Task to complete ::
For each line below that holds "函数的使用", return the line as it stands.

Records for processing ::
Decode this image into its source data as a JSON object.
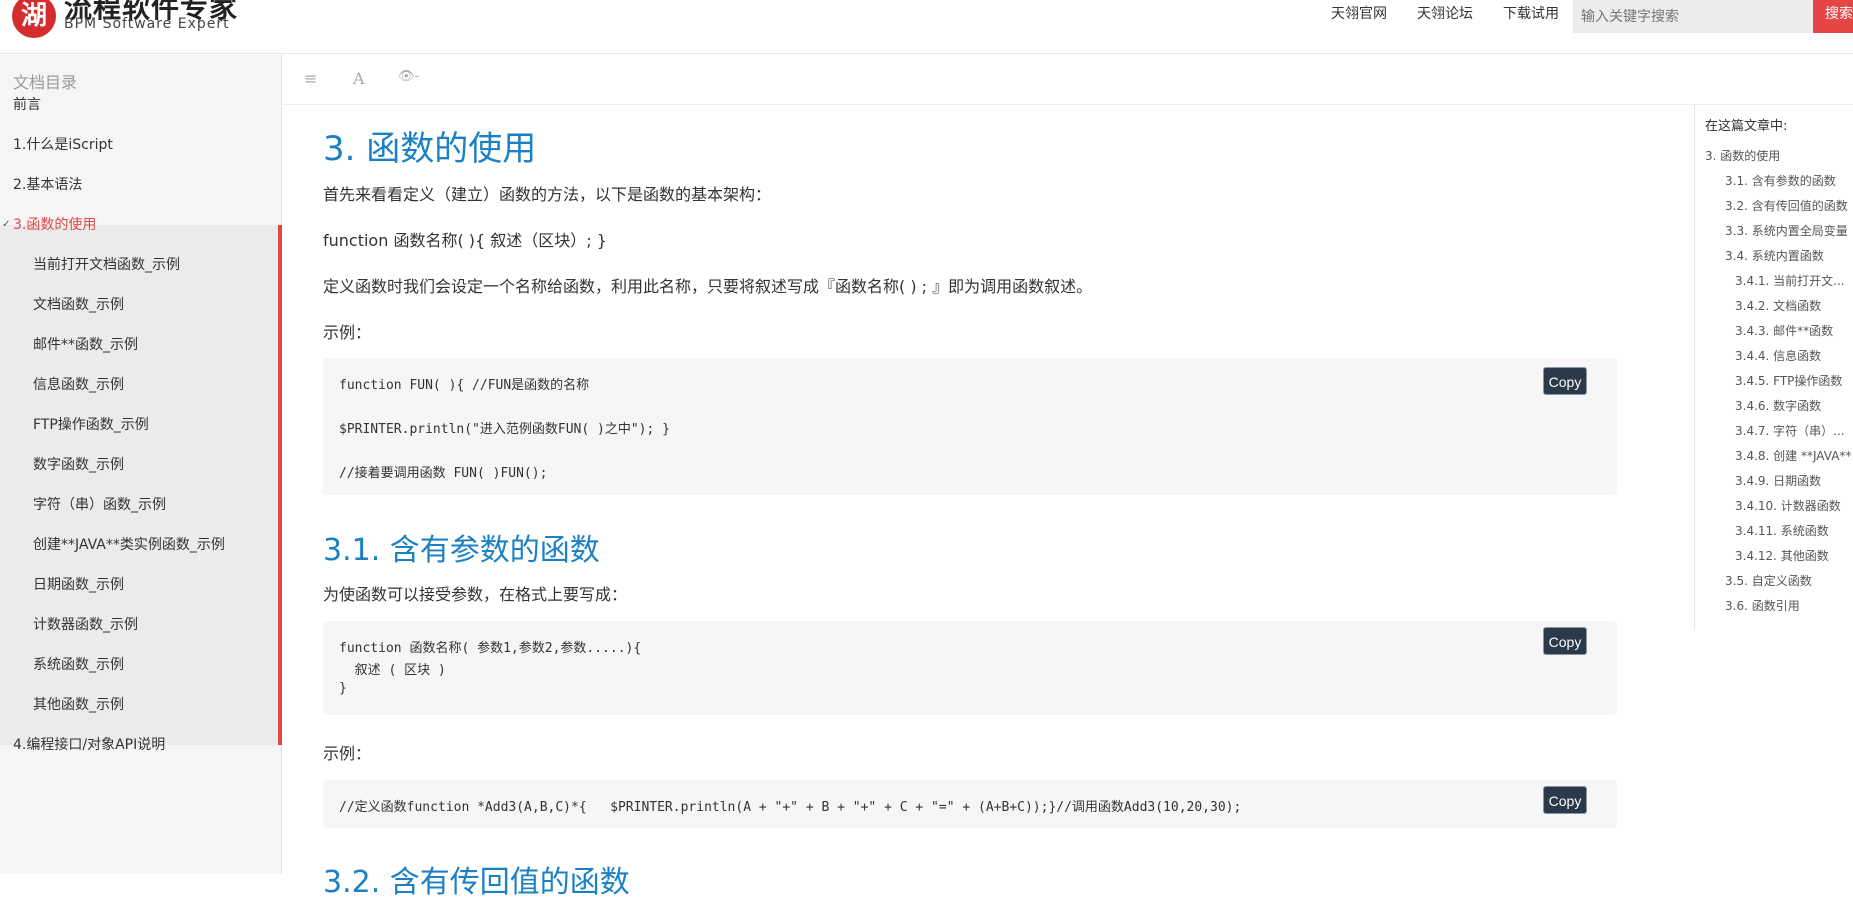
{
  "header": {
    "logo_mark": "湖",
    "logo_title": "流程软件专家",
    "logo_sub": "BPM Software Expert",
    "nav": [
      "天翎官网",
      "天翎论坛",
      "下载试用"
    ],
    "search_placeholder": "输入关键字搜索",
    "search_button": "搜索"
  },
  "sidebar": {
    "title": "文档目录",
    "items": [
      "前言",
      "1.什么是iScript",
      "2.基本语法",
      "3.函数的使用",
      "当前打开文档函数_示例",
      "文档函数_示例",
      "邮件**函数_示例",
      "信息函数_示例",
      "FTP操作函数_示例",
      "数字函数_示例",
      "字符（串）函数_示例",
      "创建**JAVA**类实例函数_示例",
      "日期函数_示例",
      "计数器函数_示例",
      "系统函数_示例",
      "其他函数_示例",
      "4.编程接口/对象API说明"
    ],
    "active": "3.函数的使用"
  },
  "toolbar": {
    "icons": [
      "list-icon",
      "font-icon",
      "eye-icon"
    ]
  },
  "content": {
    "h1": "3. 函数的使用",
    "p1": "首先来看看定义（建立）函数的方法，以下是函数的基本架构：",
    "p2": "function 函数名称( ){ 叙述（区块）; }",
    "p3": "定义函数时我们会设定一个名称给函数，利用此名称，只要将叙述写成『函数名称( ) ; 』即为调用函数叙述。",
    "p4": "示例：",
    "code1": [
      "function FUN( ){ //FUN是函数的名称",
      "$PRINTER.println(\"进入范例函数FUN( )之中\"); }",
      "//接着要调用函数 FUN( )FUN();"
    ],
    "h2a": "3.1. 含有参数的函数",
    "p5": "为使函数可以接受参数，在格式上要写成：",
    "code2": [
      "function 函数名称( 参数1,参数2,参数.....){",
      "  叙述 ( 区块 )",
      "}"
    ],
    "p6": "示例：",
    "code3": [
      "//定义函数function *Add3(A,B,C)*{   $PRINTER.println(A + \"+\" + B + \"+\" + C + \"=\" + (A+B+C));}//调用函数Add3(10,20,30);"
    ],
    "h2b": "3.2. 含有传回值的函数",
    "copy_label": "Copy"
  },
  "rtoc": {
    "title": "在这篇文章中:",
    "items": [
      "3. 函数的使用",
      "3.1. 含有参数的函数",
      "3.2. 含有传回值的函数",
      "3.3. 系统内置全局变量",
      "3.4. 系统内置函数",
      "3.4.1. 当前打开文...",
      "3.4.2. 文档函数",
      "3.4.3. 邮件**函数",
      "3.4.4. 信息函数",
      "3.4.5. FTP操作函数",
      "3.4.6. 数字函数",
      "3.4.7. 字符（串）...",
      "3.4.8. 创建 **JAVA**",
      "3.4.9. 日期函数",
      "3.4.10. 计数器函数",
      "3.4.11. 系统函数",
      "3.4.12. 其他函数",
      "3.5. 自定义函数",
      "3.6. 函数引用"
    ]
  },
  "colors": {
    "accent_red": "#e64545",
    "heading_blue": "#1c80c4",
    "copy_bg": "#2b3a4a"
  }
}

Solution below ::
      "3.函数的使用",
    "active": "3.函数的使用"
    "h1": "3. 函数的使用",
      "3. 函数的使用",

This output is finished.